The formation of Marshall Plan program was done to rebuild Europe, which has suffered great destruction in the Second World War. After the end of the war, Europe was completely devastated and ruined. People did not have enough to eat and economy had fallen greatly. Marshall Plan provided the aid of thirteen billion dollars to Western Europe, to rebuild them. The aid was provided in the form of food supplies, fuel, machineries etc. The aim of America behind creating Marshall Plan was to bring economic and political stability in the continent and to stop communism. This program resulted in reducing the communist influence. The Soviets were angered by this program and thus this agitation resulted in Berlin Blockade.

The city of Berlin was divided in four occupation zones. The Eastern part of Berlin was under the control of Soviet Union. By the London conference in the year 1948, Soviets feared that there economy will fall with currency reform of Western Berlin. Thus, they blocked Western Berlin by making it isolated, through cutting electricity, blocking roads and railways and even water canals. Thus Americans have to take the action of Berlin Airlift to provide supplies to the isolated population of Western Berlin. The Soviets were humiliated by the success of the airlift and thus end the blockade[33]. Thus it is correct to say that Marshall Plan and Berlin Blockade were the significant events in the evolution of Cold War.


Autio-Sarasmo, S., 2012. Melvyn P. Leffler and Odd Arne Westad, eds, The Cambridge History of the Cold War. European History Quarterly, 42(1), pp.174-177.

Daniloff, N., 2012. David E. Hoffman, The Dead Hand: The Untold Story of the Cold War Arms Race and Its Dangerous Legacy. New York: Doubleday, 2009. 577 pp. Journal of Cold War Studies, 14(1), pp.129-132.

Friedman, N., 2001. The fifty?€ђyear war: Conflict and strategy in the cold war.The RUSI Journal, 146(3), pp.20-25.

Gaddis, J.L., 1978. Russia, the Soviet Union, and the United States: an interpretive history (pp. 94-95). New York: Wiley.

Gaddis, J.L., 1997. We now know. New York: Oxford UP.

Haslam, J., 2011. Russia's Cold War: from the October Revolution to the fall of the wall. Yale University Press.

Heller, H., 2006. The Cold War and the new imperialism: A global history, 1945-2005. Monthly Review Pr.

House, J.M., 2012. A Military History of the Cold War, 1944-1962. University of Oklahoma Press.

Hopkins, M.F., 2007. Continuing debate and new approaches in Cold War history.
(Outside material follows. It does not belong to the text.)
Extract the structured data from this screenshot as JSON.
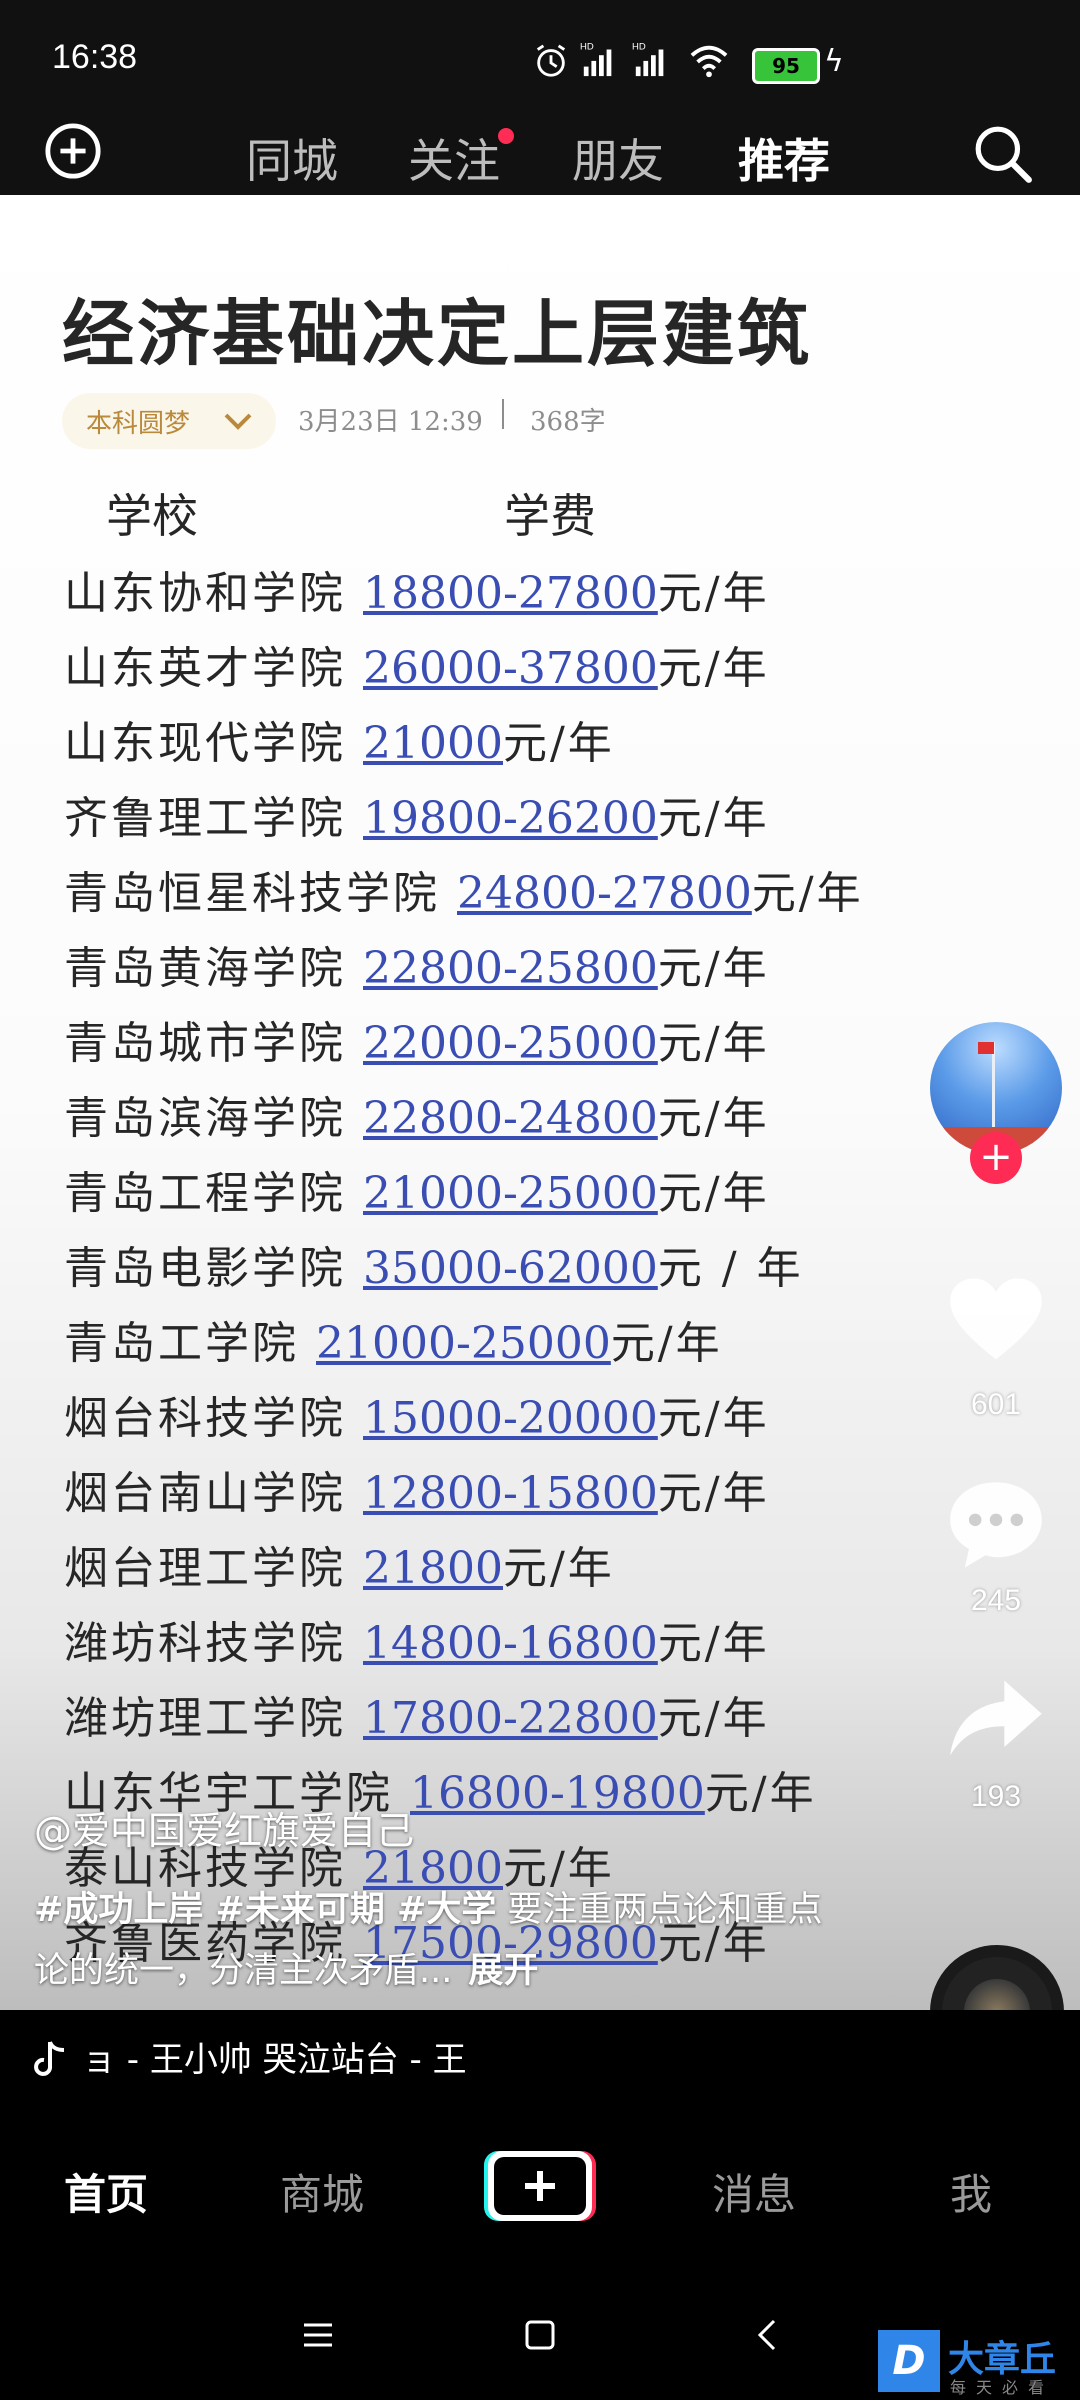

The Historical Journal, 50(04), pp.913-934.

Isaac, J. and Bell, D. eds., 2012. Uncertain empire: American history and the idea of the Cold War. Oxford University Press.

Johnston, G., 2010. Revisiting the Cultural Cold War. Social History, 35(3), pp.290-307.

Judge, E.H. and Langdon, J.W., 2011. The Cold War: A Global History with Documents. Prentice Hall.

Lewis, G.J., 2005. The Cold War: A New History.

Leffler, M.P., 1992. A preponderance of power: National security, the Truman administration, and the cold war. Stanford University Press.

L?thi, L.M., 2010. The Sino-Soviet split: Cold War in the communist world. Princeton University Press.

McKenzie, F., 1999. SJ Ball, The Cold War: An International History, 1947-1991. Canadian Journal of History, 34(1).

Makhotina, E. and Applebaum, A., 2013. Iron Curtain. The Crushing of Eastern Europe, 1944—1956.

McMahon, R., 2003. The Cold War: A Very Short History.

Miller, R.G., 2000. To save a city: The Berlin airlift, 1948-1949 (Vol. 68). Texas A&M University Press.

Sakwa, R., 2005. The rise and fall of the Soviet Union. Routledge.

  1. J. Ball, 1998, The Cold War: An International History 1947-1991, (London)

Smith, J. and Davis, S., 2005. The A to Z of the Cold War (Vol. 8). Scarecrow Press.

Stone, N., 2010. The Atlantic and Its Enemies: A Personal History of the Cold War. Basic Books.

Tucker, S.C. and Roberts, P.M., 2007. The Encyclopedia of the Cold War: A Political, Social, and Military History, 5 Volume Set.

Vojtech, M., 1996. The Cold War and Soviet Insecurity. The Stalin Years.

Wettig, G., 2008. Stalin and the Cold War in Europe: the emergence and development of East-West conflict, 1939-1953. Rowman & Littlefield.

Wiener, J., 2012. How we forgot the Cold War: a historical journey across America. Univ of California Press.

Zubok, V.M., 2009. A failed empire: the Soviet Union in the Cold War from Stalin to Gorbachev. Univ of North Carolina Press.

How to cite this essay: